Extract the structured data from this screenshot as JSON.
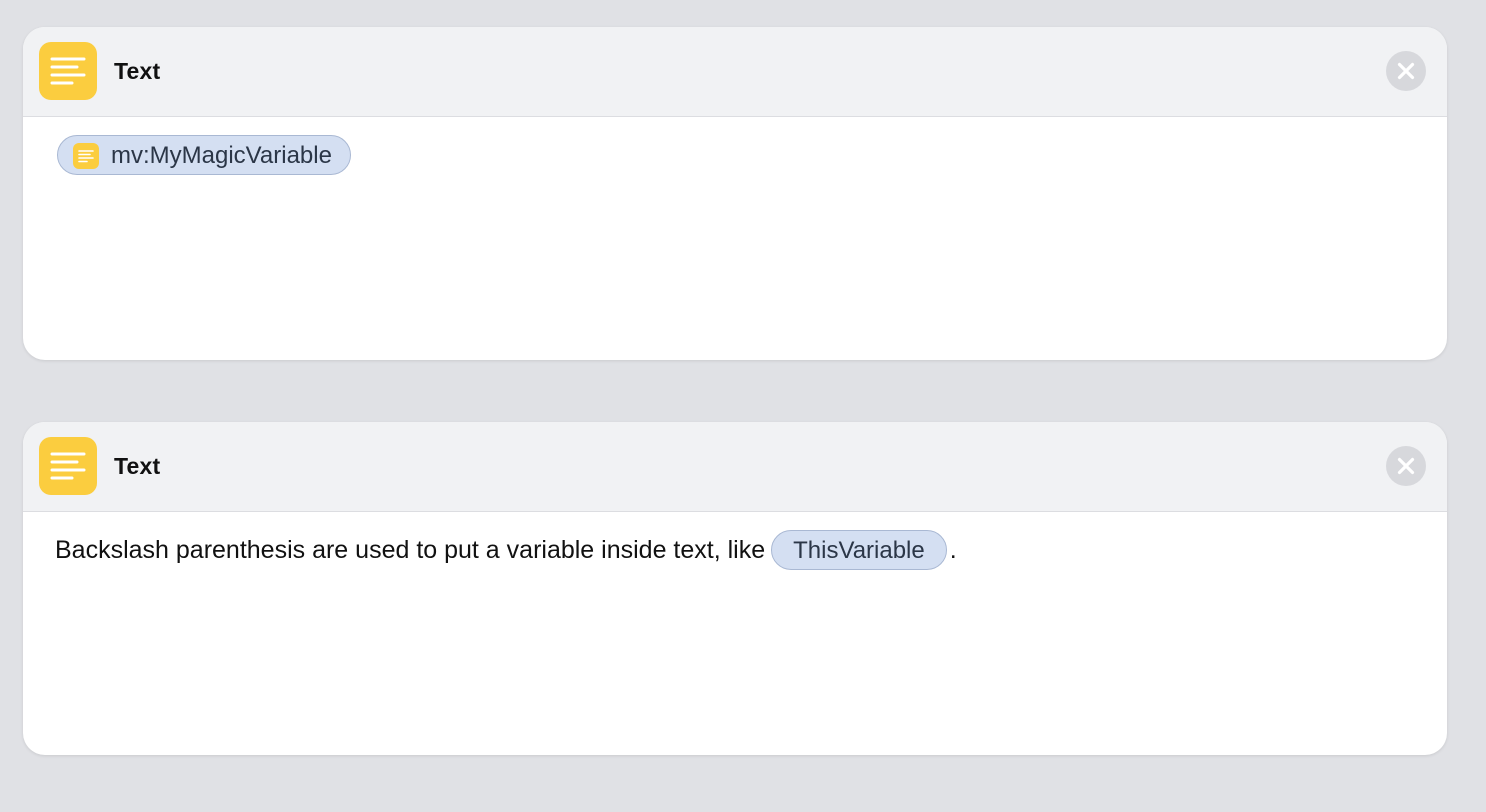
{
  "cards": [
    {
      "title": "Text",
      "icon": "text-lines-icon",
      "close_icon": "close-icon",
      "body": {
        "token": {
          "label": "mv:MyMagicVariable",
          "icon": "text-lines-icon"
        }
      }
    },
    {
      "title": "Text",
      "icon": "text-lines-icon",
      "close_icon": "close-icon",
      "body": {
        "text_before": "Backslash parenthesis are used to put a variable inside text, like",
        "token": {
          "label": "ThisVariable"
        },
        "text_after": "."
      }
    }
  ],
  "colors": {
    "background": "#e0e1e5",
    "card": "#ffffff",
    "header": "#f1f2f4",
    "icon_yellow": "#fbcd3f",
    "token_fill": "#d4dff2",
    "token_border": "#a9b8d3",
    "close_button": "#d7d8dc"
  }
}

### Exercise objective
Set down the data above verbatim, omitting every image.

### Exercise response
Extract the structured data from this screenshot as JSON.
{
  "cards": [
    {
      "title": "Text",
      "icon": "text-lines-icon",
      "close_icon": "close-icon",
      "body": {
        "token": {
          "label": "mv:MyMagicVariable",
          "icon": "text-lines-icon"
        }
      }
    },
    {
      "title": "Text",
      "icon": "text-lines-icon",
      "close_icon": "close-icon",
      "body": {
        "text_before": "Backslash parenthesis are used to put a variable inside text, like",
        "token": {
          "label": "ThisVariable"
        },
        "text_after": "."
      }
    }
  ],
  "colors": {
    "background": "#e0e1e5",
    "card": "#ffffff",
    "header": "#f1f2f4",
    "icon_yellow": "#fbcd3f",
    "token_fill": "#d4dff2",
    "token_border": "#a9b8d3",
    "close_button": "#d7d8dc"
  }
}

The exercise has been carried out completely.